Has the BoJ Answered Investors’ Questions? Let’s See!
The Bank of Japan proved it can be creative
The kept the policy rate unchanged, abandoned the average maturity target of Japanese government bonds and instead introduced a yield curve control. This has lead Japanese banks to rebound. European banks also perform well this morning as there are speculations that the ECB could also target the yield curve. We see a limited impact for the yen short-term. The Fed guidance tonight could have a bigger and more lasting impact (yen weakness versus dollar).
Before the BoJ meeting
Japan has been struggling with weak growth, weak inflation, and paradoxically, a strong yen which affects companies’ competitiveness. The BoJ (Bank of Japan) has been trying to stop that dynamic with non-conventional monetary policy in addition to classic tools. In vain so far. The inflation is still at depressed levels and the yen remains strong.

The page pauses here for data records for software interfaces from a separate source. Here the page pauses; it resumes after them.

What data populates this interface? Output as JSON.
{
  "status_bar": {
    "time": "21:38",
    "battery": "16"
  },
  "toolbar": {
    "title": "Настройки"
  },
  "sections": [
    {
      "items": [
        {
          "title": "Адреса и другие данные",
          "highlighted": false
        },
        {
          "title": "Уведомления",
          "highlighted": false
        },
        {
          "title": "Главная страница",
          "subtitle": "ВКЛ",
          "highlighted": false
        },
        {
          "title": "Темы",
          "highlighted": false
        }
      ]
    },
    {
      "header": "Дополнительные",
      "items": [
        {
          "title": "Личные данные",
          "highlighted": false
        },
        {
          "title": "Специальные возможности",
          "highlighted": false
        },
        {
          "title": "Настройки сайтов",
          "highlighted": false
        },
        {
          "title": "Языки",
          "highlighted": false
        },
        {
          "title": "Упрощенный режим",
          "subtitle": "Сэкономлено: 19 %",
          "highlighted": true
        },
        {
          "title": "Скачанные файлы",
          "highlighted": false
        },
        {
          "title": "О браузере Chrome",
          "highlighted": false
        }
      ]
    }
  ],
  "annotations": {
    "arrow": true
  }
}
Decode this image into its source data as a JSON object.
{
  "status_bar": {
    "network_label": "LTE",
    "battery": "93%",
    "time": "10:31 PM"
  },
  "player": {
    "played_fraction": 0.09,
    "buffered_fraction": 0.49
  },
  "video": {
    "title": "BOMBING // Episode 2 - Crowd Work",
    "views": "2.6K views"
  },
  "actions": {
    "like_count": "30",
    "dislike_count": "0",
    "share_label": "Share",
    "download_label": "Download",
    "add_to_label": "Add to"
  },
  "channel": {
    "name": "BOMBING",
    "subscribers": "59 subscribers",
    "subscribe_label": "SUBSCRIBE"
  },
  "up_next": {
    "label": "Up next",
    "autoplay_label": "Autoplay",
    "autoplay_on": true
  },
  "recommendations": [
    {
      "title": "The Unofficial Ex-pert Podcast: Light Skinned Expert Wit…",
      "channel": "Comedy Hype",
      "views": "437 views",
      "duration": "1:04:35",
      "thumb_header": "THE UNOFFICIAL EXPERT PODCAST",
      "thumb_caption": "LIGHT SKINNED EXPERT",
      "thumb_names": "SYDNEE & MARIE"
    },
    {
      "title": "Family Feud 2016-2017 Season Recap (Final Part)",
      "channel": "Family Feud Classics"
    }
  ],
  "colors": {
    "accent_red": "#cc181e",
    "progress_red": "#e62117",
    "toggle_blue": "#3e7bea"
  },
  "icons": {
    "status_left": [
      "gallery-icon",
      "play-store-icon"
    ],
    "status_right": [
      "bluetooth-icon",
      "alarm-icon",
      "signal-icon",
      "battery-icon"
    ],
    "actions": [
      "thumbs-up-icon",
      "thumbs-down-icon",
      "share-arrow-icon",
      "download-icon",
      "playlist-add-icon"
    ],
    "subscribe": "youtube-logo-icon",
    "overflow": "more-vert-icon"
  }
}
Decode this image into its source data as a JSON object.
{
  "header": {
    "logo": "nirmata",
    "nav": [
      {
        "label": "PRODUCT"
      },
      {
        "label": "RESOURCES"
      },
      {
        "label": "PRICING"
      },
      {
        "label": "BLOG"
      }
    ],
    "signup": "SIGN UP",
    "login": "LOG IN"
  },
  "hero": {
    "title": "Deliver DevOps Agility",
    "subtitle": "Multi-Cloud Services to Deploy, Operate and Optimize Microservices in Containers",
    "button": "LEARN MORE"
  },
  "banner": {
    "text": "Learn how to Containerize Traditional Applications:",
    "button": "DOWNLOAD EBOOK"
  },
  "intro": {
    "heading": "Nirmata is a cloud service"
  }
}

The combination of rate cuts, with the introduction of negative rates, and the Quantitative and Qualitative Easing (Quantitative: the amount, target or range, and Qualitative: type of assets including maturity targeting), produced strong effects. It pushed yields of all maturities to an all-time low, with 2-15 year yields below zero and longer term rates close to zero. That was not without side effects though: negative yields and flat yield curve penalize the financial sector, with negative consequences for pension funds and long-term savers.
Recently, doubts on the efficiency of central bank’s policy pushed yields to rally: 2-year yields gained 0.10% from their lows, while the 10-year increased by 0.20% and the 30-year by 0.45%!
The BoJ currently owns 40% of the Japanese sovereign bond market, and soon 60% if it continues its purchases at this pace. It also owns about 65% of Japan’s domestic ETFs.
The BoJ decision
After being the first central bank to introduce the quantitative easing in 2001, the BoJ showed today how creative it can be to address issues.
On the non-conventional monetary policy (QQE), it abandoned its average maturity target and instead introduced a yield curve control. That means it maintains the government bonds purchase, but the pace of annual 80 trillion yen may fluctuate in the short term to control bond yields. The BoJ wants to keep the 10-year bond yield around 0%. The policy framework will continue until inflation is stable above 2%.
Regarding rate policy, the BoJ kept its policy-rate balance at -0.1%. That negative rate applies to some of the excess cash holdings held by the banks and parked with the central bank.
We believe the BoJ is actually preparing the ground in case of future yen appreciation. By controlling the yield curve, it can maintain it steep to limit the effect on banks. Should the yen surge in the future, it could therefore lower the policy-rate balance without hurting the financial system too much.
Initial market reactions
The BoJ basically took control of the sovereign bond market thanks to the QQE with yield curve control. Japanese bond yields rose. 10-year yields gained about 5 bps to -0.02%.
The yen weakened against the dollar by about 1.0% to 102.73, and against the euro by some 0.80% to 114.19. The Fed decision later today will have more impact of the exchange rate, especially if it decides to hike (not our base case as we see a rate hike in December). We keep our USD/JPY 3-month target at 105, and 12-month target at 112.
Japanese stocks increased, especially banks (TOPIX banks index) which rallied 7%. European banks opened up this morning on speculation that the ECB could also adopt a yield curve target.